  13. the basic principles of operation of the instrumentation and control equipment being maintained, how the system functions, its operation sequence, the working purpose of individual units/components and how they interact
  14. the principles of the equipment's design features for safe operation in a food or drink environment including minimising the chance of contaminates or foreign bodies in the final product
  15. the reasons for making sure control systems are isolated or put into manual control, and appropriate trip locks or keys are inserted, before removing any sensors or instruments from the system
  16. the identification and selection of instrument sensors (including how to identify their markings, calibration information, component values, operating parameters and working range)
  17. methods of checking and calibrating instruments, and the type and range of equipment that can be used
  18. the correct way of fitting instruments to avoid faulty readings (caused by head correction, poor flow past sensor, blockages, incorrect wiring, poor insulation or incorrect materials)
  19. the correct and tidy installation and connection of external wiring and components, to avoid electronic interference or mechanical damage
  20. how to carry out visual checks of the instruments (checking for leaks, security of joints and physical damage)
  21. the procedure for obtaining replacement parts, materials and other consumables necessary for the maintenance, including their safe/hygienic storage before use
  22. company policy on the repair/replacement of components during the maintenance process
  23. the techniques used to dismantle/assemble integrated equipment (release of pressures/force, proofmarking to aid assembly, plugging exposed pipe/component openings, dealing with soldered joints, screwed, clamped and crimped connections)
  24. methods of attaching identification marks/labels to removed components or cables, to assist with reassembly
  25. methods of checking that components are fit for purpose, and the need to replace batteries, boards and other failed items
  26. how to check that tools and equipment are free from damage or defects, are in a safe and usable condition, and are configured correctly for their intended purpose
  27. the processes in place to segregate the tools and equipment used into high or low risk areas
  28. the checks required to ensure that all tools, materials and components are all accountable before operating the equipment
  29. the cleaning requirements/policies in place before returning the equipment into full operational production
  30. the generation of maintenance documentation and/or reports following the maintenance activity
  31. the equipment operating and control procedures to be applied during the maintenance activity
  32. the problems that can occur during the maintenance of the instrumentation and control system, and how they can be overcome
  33. the organisational procedure to be adopted for the safe disposal of waste of all types of materials including any spoilt food or drink products
  34. the extent of your own authority and to whom you should report if you have problems that you cannot resolve


Scope Performance

Scope Knowledge





Links To Other NOS

External Links

Version Number


Indicative Review Date

31 Jan 2024





Originating Organisation


Original URN


Relevant Occupations

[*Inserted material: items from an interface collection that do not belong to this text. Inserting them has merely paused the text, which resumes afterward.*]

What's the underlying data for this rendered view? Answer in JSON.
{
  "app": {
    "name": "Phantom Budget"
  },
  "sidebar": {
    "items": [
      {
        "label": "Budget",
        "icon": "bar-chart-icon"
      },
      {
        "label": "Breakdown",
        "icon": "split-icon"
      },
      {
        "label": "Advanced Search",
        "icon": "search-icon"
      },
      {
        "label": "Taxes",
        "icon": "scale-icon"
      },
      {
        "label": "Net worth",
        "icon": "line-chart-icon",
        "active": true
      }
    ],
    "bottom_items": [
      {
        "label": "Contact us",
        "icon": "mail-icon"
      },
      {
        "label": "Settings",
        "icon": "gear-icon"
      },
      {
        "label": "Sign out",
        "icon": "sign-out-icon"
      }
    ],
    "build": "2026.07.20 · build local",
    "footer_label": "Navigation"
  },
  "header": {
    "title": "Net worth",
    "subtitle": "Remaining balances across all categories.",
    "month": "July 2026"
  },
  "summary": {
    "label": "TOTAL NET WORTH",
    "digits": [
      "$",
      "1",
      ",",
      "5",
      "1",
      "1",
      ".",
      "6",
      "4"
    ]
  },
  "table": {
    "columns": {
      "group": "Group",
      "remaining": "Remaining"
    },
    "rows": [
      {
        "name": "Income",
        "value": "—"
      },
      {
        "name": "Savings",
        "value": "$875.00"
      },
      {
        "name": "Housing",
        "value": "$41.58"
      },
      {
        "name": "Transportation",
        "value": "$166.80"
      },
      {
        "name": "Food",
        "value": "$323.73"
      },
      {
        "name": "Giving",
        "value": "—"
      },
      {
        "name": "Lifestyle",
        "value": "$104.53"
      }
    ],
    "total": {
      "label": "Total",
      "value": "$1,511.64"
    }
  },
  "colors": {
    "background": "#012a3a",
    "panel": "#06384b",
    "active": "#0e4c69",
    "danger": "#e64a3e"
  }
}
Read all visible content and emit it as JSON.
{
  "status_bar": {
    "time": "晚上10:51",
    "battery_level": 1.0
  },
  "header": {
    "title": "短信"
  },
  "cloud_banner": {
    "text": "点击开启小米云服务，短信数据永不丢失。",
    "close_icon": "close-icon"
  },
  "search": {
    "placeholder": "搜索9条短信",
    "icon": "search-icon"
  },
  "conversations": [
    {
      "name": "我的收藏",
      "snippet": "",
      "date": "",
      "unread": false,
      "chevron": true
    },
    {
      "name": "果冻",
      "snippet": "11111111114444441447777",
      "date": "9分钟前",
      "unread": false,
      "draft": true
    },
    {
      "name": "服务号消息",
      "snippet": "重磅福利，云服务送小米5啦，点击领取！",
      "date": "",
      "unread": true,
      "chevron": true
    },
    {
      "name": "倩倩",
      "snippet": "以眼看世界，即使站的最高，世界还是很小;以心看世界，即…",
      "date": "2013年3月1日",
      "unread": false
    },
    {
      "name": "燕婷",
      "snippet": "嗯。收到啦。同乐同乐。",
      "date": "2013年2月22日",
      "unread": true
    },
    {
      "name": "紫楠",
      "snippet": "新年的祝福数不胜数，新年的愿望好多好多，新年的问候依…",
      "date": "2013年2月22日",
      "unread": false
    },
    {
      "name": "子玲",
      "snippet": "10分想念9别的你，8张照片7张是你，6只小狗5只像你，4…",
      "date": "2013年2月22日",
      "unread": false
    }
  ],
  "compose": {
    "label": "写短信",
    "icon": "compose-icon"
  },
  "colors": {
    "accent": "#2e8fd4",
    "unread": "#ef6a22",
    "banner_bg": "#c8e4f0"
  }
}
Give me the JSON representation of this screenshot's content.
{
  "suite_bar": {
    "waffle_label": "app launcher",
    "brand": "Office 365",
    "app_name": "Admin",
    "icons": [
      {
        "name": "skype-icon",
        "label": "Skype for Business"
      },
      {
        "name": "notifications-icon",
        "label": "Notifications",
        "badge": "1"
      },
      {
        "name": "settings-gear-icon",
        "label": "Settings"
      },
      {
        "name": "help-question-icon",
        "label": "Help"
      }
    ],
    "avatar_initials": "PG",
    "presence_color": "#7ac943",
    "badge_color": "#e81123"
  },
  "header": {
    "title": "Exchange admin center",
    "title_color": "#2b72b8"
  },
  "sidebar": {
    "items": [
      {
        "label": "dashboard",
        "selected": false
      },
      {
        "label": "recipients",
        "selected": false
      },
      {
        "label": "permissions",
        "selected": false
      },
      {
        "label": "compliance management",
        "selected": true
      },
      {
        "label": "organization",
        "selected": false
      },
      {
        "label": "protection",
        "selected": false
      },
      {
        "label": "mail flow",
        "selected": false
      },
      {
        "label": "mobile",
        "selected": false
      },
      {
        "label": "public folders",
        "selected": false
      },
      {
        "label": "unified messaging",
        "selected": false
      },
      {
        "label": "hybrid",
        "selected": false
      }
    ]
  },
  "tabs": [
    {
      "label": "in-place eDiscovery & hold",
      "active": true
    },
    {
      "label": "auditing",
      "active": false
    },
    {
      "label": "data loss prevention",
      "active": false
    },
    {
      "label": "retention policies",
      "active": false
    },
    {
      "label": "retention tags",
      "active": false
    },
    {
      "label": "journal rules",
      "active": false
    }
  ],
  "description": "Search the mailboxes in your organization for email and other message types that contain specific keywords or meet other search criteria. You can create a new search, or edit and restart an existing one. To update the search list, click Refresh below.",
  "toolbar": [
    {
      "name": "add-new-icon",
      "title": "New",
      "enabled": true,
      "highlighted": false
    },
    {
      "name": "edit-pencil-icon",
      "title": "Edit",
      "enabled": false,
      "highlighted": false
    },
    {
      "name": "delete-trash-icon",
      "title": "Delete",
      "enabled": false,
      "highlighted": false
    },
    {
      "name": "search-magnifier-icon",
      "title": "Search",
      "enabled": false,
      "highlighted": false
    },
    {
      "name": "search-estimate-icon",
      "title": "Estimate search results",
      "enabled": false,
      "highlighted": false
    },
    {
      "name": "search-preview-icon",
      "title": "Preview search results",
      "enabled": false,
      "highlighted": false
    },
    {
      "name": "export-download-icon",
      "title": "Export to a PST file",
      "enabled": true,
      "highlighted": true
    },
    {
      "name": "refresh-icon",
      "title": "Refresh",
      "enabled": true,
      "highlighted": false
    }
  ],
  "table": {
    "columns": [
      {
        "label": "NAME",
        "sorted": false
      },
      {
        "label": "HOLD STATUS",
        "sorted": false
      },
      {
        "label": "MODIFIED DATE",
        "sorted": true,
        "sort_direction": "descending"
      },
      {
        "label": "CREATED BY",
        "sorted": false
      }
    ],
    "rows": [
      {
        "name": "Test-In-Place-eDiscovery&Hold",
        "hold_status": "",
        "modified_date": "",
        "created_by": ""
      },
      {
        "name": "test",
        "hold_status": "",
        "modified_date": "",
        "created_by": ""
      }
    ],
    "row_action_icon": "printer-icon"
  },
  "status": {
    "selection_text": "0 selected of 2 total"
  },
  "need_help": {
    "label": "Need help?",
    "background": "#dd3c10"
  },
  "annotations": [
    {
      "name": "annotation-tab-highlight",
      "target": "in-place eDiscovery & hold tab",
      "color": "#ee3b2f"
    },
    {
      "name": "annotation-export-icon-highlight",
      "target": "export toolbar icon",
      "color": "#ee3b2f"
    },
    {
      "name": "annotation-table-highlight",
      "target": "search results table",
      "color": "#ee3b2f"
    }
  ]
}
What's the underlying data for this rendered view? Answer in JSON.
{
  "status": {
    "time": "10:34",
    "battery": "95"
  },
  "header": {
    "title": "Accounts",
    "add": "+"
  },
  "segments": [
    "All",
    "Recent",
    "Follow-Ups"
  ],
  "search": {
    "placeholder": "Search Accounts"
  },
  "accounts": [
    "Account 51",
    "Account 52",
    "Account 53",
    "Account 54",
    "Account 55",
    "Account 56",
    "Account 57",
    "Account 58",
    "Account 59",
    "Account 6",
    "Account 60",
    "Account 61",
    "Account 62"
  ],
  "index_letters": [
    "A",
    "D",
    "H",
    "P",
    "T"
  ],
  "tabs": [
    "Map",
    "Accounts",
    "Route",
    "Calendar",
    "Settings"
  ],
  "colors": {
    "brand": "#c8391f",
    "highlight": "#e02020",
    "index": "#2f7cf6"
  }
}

Manufacturing Technologies, Plant and Machine Operatives, Process Operatives, Process, Plant and Machine Operatives

SOC Code



Food and Drink; Engineering; manufacturing; maintenance; instruments; control system; pressure control; flow control; temperature control; fire detection; gas detection